* Records for this exercise

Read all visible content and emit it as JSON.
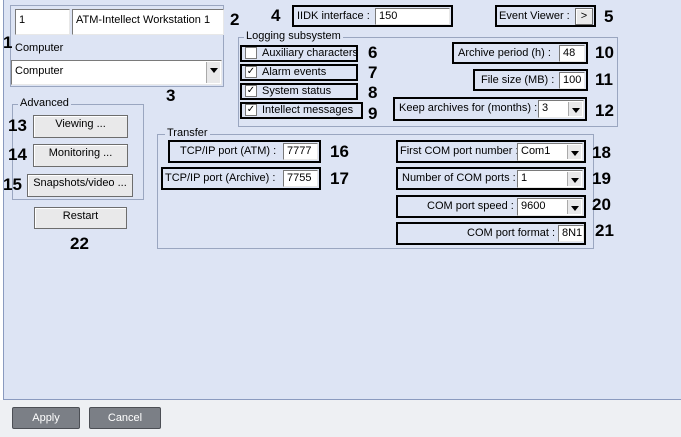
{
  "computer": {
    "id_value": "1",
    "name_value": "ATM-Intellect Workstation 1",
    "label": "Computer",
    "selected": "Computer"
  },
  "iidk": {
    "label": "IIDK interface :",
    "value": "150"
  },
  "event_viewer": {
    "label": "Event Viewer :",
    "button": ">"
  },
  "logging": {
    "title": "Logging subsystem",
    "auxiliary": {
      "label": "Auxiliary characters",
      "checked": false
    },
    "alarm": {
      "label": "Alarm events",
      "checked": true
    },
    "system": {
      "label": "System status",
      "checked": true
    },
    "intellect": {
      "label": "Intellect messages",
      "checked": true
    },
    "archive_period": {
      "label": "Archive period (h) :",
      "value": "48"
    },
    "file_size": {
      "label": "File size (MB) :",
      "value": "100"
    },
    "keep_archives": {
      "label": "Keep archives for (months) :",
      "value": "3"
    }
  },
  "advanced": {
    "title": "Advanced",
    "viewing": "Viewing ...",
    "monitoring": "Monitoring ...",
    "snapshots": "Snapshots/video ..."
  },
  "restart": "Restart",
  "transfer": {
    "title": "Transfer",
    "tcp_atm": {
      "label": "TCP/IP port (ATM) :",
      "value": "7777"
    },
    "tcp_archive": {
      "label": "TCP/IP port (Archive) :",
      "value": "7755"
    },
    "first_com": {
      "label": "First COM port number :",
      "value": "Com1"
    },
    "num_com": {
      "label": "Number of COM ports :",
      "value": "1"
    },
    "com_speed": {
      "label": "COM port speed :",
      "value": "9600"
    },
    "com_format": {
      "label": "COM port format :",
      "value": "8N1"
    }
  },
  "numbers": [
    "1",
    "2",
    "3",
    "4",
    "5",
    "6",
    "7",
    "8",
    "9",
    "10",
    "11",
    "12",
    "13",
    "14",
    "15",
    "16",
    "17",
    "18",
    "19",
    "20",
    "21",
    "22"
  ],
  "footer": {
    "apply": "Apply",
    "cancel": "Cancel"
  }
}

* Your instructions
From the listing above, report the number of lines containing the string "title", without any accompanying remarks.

* Result for this task
3